Yesterday the Gaelic poet, known as the Berneray Bard, pictured, was finally laid to rest in his beloved Hebrides in a simple but poignant ceremony that also marked the end of an emotional quest by his great niece.
Alina MacAskill Simpson became intrigued by her renowned relative's life and raised 6,000 to have his body exhumed from a pauper's grave in Western Australia and returned to Berneray.
She was joined by about 40 relatives as Mr MacAskill was reburied next to his parents after a funeral held in Gaelic.
Ms MacAskill Simpson said she did not want her great uncle to be forgotten by the next generation and now plans to write a book about his exploits and her mission to bring him home.
"All his poems were about wanting to come home to his beautiful island. Now he's back where he wanted to be and I've managed to carry out his unfulfilled wish."
Mr MacAskill was born in Berneray, off North Uist, in 1898, the second son of Donald and Ann MacAskill. In 1914, he lied about his age to enlist in the Cameron Highlanders and was one of the pipers who led the 5th Camerons into action in the Battle of Loos in 1915.
• Extracts from the Homesick Song
From 1919 to 1923, he was a constable in the City of Glasgow Police and a prize-winning piper, before he returned to Berneray to work on his father's croft and began to write.
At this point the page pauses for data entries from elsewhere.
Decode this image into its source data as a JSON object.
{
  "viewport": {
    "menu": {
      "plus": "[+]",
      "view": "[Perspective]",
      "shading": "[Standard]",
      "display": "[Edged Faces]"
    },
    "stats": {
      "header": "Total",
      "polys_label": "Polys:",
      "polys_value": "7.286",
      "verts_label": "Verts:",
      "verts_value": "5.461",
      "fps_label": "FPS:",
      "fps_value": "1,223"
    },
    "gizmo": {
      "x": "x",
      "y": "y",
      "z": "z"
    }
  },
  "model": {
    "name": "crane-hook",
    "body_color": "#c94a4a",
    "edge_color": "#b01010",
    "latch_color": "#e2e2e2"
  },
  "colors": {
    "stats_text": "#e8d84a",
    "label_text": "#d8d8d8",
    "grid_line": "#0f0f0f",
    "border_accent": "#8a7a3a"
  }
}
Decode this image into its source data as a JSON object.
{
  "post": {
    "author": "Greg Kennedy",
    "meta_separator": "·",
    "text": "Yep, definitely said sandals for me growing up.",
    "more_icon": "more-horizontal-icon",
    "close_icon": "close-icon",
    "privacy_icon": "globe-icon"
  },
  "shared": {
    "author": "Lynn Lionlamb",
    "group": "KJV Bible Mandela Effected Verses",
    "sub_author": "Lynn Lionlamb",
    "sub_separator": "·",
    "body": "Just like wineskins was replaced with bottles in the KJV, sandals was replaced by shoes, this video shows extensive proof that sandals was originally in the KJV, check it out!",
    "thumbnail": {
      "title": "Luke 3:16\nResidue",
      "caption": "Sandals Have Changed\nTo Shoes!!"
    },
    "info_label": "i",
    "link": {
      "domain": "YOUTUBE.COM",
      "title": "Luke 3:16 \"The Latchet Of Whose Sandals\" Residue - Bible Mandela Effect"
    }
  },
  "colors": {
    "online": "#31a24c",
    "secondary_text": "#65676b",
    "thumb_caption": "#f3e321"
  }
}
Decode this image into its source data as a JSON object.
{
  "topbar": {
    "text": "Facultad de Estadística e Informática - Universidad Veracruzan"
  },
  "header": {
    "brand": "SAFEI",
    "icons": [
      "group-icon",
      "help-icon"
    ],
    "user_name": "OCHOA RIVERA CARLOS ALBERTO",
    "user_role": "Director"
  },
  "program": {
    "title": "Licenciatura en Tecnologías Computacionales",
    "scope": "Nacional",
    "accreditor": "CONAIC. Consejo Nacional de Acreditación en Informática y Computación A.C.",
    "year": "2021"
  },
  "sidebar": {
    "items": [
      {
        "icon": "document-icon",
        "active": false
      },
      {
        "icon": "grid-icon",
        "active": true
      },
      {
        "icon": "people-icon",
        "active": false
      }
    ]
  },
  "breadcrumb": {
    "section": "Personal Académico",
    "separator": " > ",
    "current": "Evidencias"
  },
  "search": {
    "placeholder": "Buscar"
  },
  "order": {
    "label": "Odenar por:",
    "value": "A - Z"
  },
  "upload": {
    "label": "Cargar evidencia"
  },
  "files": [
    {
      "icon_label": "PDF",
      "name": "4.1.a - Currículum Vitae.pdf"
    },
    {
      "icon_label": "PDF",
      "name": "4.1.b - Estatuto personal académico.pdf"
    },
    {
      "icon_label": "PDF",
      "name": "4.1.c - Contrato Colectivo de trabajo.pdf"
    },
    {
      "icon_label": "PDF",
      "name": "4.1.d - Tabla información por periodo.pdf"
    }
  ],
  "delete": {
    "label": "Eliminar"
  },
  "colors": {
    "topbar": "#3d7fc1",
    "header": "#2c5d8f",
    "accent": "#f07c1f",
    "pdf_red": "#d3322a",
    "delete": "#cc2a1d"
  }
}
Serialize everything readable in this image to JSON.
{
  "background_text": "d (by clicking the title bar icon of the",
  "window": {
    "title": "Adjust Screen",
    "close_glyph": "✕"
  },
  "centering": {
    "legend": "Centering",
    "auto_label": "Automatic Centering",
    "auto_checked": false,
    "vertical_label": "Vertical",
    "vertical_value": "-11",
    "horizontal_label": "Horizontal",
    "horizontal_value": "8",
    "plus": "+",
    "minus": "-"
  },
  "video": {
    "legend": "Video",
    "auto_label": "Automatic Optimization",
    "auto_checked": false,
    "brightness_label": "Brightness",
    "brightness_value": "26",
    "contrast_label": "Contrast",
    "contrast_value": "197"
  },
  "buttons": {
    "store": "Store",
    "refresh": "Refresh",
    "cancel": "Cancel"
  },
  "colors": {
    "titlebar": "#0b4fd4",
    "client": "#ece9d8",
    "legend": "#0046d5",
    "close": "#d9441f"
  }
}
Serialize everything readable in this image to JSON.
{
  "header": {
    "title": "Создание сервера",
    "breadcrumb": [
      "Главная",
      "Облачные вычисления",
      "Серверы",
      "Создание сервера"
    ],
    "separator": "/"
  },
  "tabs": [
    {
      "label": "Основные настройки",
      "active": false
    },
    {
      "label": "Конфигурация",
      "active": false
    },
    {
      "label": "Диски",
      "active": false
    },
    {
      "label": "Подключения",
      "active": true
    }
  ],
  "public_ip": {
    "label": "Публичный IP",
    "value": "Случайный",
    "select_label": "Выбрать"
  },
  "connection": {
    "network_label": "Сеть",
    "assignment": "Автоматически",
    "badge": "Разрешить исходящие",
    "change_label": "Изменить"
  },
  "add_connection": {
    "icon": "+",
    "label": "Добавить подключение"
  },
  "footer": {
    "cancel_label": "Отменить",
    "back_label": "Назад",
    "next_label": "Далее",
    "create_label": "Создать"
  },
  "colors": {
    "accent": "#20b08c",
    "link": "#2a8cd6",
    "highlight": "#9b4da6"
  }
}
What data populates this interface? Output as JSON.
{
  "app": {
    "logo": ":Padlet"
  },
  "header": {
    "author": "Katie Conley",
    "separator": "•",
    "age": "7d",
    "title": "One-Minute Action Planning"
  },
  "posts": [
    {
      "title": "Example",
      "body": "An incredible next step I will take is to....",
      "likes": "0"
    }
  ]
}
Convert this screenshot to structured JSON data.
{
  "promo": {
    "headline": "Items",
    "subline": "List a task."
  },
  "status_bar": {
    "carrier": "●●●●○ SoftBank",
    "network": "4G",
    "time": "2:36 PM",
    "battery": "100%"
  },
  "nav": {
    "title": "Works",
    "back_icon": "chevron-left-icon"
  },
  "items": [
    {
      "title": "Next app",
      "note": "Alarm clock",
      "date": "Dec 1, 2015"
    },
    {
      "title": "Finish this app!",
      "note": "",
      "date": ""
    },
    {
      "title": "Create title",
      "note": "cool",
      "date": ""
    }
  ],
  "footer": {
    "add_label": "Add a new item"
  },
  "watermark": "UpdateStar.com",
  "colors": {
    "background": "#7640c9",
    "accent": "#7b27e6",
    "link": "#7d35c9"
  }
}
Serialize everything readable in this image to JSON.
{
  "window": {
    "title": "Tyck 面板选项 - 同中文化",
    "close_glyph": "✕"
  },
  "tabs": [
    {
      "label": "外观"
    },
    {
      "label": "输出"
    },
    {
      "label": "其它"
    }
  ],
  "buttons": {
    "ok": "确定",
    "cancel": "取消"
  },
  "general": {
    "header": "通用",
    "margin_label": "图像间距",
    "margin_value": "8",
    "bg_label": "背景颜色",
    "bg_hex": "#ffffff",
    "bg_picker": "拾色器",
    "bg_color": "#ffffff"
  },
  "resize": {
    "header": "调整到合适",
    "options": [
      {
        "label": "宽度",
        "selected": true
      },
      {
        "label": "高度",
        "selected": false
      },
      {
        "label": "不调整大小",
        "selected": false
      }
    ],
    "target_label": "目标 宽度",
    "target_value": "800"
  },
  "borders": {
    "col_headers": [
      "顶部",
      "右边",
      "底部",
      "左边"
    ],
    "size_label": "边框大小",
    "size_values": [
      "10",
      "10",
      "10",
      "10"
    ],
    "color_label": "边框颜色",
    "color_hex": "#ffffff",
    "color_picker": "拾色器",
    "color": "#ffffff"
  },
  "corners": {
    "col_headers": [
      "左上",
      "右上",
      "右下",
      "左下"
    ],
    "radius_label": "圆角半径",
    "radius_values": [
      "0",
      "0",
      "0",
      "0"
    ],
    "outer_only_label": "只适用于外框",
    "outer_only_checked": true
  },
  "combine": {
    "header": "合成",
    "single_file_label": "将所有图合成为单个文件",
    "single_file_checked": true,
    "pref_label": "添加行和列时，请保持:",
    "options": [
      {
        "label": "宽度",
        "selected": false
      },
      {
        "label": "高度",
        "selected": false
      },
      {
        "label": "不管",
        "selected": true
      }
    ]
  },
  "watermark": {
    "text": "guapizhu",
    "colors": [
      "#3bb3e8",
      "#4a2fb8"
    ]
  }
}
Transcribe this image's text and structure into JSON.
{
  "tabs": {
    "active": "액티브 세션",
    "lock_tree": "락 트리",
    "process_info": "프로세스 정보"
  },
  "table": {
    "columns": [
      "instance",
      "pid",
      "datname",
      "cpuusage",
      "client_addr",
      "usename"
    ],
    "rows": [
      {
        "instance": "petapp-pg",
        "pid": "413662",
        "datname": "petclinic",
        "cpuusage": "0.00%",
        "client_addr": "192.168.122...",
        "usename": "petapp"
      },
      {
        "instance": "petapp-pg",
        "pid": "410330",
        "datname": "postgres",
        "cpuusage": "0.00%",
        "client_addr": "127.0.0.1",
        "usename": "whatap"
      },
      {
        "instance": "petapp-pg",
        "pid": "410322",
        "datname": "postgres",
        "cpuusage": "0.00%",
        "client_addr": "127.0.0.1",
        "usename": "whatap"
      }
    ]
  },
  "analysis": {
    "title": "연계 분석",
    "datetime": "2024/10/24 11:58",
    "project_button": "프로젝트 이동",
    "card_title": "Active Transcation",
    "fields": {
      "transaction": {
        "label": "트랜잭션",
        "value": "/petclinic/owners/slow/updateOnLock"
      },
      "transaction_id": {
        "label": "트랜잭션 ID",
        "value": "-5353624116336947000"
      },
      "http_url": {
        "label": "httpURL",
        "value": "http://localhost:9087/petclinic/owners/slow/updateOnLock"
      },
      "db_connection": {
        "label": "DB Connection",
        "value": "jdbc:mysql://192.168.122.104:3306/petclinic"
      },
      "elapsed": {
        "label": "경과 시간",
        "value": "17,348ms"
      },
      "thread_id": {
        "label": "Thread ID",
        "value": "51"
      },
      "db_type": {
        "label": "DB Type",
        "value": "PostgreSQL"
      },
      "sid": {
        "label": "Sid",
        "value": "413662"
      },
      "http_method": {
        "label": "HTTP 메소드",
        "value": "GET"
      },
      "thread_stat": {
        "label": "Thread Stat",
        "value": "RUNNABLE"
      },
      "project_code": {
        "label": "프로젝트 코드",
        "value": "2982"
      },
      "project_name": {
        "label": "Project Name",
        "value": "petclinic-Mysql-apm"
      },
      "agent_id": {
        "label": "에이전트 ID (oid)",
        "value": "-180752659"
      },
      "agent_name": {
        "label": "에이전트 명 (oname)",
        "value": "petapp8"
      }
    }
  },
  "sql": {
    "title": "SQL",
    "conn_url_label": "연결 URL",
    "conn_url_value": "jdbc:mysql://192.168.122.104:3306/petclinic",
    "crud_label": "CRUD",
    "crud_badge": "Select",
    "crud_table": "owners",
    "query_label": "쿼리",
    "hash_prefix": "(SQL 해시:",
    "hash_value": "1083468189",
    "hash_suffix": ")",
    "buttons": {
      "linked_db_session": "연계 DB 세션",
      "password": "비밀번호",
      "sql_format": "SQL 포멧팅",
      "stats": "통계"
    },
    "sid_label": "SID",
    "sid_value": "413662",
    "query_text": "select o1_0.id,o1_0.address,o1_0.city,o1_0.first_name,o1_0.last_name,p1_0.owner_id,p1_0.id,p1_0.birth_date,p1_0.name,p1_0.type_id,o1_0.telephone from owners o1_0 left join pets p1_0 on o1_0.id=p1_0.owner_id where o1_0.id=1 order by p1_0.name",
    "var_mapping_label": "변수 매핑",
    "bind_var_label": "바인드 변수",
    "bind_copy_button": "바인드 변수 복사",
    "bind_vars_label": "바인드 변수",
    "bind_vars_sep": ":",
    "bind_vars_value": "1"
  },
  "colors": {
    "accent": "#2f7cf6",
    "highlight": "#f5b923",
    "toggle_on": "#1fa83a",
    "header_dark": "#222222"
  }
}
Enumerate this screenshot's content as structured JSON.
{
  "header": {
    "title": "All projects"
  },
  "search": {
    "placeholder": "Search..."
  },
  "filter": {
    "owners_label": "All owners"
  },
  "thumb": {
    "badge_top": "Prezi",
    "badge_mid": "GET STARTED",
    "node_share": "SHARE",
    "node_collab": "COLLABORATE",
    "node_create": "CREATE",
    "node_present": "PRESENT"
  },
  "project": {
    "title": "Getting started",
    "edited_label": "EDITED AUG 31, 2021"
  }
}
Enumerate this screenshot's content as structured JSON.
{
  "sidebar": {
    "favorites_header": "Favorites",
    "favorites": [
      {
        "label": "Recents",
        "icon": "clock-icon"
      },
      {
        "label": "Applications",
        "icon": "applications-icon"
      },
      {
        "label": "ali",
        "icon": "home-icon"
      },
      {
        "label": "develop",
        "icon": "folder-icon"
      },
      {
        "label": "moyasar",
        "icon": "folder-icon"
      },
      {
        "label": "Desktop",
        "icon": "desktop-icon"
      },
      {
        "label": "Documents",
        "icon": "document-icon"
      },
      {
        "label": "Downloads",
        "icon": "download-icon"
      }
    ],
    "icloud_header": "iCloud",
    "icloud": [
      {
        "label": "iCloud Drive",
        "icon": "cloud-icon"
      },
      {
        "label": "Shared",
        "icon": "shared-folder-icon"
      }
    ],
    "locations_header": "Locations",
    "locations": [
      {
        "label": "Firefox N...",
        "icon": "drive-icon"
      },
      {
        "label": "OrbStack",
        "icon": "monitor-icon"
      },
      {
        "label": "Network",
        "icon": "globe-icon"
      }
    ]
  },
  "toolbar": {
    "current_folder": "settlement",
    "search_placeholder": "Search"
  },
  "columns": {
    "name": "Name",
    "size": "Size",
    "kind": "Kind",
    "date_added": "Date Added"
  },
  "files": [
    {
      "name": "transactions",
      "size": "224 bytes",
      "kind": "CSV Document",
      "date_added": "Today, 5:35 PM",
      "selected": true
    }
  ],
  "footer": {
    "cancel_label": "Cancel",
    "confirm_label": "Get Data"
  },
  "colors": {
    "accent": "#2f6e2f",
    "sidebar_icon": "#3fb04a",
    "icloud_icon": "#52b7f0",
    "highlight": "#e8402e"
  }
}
He was later persuaded by a government scheme to try to better himself by taking on a large farm in Western Australia.
He left on New Year's Day 1925, aged 27, but died nine years later. During that time, he wrote prolifically, especially songs and poems about being unable to return home.
The farm venture went bust during the depression and he ended up burdened by debt and working for others in miserable conditions, before dying of kidney failure aged 36.
In 1983, Dr John MacAskill, from Fort William, Ms MacAskill Simpson's late uncle, traced the unmarked grave near Perth, Australia, and erected a headstone.
Ms MacAskill Simpson, 31, began researching Mr MacAskill's life and work after using his poetry as part of her course while she was studying Gaelic in Glasgow.
She had hoped to be able to repatriate his body last year, the 75th anniversary of his death and the Year of Homecoming.
But after working her way through red tape, she flew to Australia to supervise the exhumation and take the body the 9,000 miles home.
She said the man who now owns Mr MacAskill's farm, Gary Struthers, is renaming it Borvedale in his memory. The name came from Borve in Berneray where he was brought up.